We see decarbonisation as a structural trend that will become increasingly prevalent over the coming decades, with huge amounts of investment needed. There are attractive potential opportunities for long-term investors, by seeking quality companies taking action to reduce their own emissions, or providing solutions for others to do so.

In recent years, extreme weather has highlighted the damage that climate change is inflicting on people and the planet, and the urgent need to decarbonise the global economy. According to the Intergovernmental Panel on Climate Change (IPCC), we will require deep, rapid and sustained GHG emission reductions over the coming decades, reaching net zero emissions by 2050, if we are to avoid the worst effects of climate change and limit global warming to below 1.5°C above pre-industrial levels.

“We believe decarbonisation is a structural trend offering significant opportunities for long-term investors.”

Huge investment is needed

Reaching net zero will require large amounts of capital investment over the coming decades. BloombergNEF forecasts that a successful net zero transition could require up to US$200 trillion of total investment by 2050, or US$7 trillion annually. Encouragingly, governments around the world are backing their ambitious climate targets with policies and regulations, as we have seen with the US Inflation Reduction Act and European Union’s REPowerEU programme.

The $200 trillion path to net zero

Opportunities for long-term investors

With this in mind, we believe decarbonisation is a structural trend offering significant opportunities for long-term investors. We aim to invest in this area by seeking companies making tangible contributions towards the Paris Agreement on climate change, either by reducing their own emissions and/or providing the solutions for others to do so.

For example, they may have set science-based targets (SBTi) – these are GHG emission reduction targets aligned with the reductions needed to limit the worst effects of climate change, according to the latest climate science. Alternatively, they may provide solutions that help others to save or avoid GHG emissions, by offering products or services in areas such as clean energy, improved efficiency or promoting a circular economy.

Strong, defensive business models

Structural themes alone are not enough for successful long-term investments.

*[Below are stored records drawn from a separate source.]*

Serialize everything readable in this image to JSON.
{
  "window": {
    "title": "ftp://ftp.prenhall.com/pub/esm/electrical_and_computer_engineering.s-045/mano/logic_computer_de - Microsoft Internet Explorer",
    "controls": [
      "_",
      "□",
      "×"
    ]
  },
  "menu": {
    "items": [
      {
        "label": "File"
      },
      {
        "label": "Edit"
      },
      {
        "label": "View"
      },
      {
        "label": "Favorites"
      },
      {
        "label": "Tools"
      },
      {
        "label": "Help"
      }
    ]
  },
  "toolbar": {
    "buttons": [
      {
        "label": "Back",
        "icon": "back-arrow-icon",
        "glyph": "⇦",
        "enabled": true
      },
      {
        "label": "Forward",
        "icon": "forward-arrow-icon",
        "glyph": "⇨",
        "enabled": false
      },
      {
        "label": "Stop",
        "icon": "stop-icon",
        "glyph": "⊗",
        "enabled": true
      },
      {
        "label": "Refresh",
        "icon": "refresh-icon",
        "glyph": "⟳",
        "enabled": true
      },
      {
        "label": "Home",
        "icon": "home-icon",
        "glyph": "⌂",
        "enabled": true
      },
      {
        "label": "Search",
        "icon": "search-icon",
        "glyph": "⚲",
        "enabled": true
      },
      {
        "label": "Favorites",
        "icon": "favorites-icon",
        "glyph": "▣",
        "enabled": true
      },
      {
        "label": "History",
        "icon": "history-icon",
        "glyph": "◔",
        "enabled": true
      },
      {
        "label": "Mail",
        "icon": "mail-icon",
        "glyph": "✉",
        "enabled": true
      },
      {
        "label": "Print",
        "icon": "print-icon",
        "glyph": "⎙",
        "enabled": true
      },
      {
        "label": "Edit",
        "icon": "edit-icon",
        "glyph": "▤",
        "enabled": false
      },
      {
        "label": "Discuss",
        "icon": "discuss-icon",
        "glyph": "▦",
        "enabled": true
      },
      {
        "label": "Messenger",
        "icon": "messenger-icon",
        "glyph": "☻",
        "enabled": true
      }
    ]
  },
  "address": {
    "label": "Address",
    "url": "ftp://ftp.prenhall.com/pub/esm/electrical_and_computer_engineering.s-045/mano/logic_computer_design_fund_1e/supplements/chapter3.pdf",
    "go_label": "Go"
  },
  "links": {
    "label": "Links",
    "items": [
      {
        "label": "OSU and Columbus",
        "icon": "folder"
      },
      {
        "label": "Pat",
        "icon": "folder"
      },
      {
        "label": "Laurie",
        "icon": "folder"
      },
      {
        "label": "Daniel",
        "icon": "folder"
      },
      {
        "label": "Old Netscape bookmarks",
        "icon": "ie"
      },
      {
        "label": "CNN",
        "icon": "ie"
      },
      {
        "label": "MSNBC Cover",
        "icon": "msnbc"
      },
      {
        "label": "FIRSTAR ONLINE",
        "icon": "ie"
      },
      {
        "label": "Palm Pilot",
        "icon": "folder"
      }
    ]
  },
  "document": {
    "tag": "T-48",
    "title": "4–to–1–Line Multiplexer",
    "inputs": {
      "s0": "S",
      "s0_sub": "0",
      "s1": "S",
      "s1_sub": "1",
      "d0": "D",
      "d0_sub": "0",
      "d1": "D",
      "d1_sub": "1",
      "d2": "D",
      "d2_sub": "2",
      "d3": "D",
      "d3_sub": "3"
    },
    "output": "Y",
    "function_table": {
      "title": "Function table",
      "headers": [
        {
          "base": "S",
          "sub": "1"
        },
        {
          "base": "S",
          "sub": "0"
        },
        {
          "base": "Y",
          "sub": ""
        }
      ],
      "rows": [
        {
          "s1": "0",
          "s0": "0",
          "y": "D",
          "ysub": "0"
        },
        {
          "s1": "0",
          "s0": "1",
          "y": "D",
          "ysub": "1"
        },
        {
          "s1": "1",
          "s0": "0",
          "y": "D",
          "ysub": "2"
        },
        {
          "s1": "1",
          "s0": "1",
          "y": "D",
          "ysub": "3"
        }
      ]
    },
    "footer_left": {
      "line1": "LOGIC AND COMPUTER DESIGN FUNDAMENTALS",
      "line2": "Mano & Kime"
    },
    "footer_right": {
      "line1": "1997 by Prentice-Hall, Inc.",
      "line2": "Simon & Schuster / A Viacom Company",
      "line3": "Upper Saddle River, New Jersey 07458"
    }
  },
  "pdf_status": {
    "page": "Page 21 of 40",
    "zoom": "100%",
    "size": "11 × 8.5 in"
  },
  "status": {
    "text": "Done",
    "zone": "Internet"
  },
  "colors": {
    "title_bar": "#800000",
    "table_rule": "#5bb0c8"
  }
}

We look to combine the theme with companies that exhibit strong business models that are defensible from competition and possess the ability to compound returns over a long time period.  This provides a greater chance of generating attractive long-term financial returns for our clients, while also supporting the decarbonisation efforts required to tackle climate change.

By Randeep Somel

The value of investments will fluctuate, which will cause prices to fall as well as rise and investors may not get back the original amount they invested. Past performance is not a guide to future performance. The views expressed in this document should not be taken as a recommendation, advice or forecast.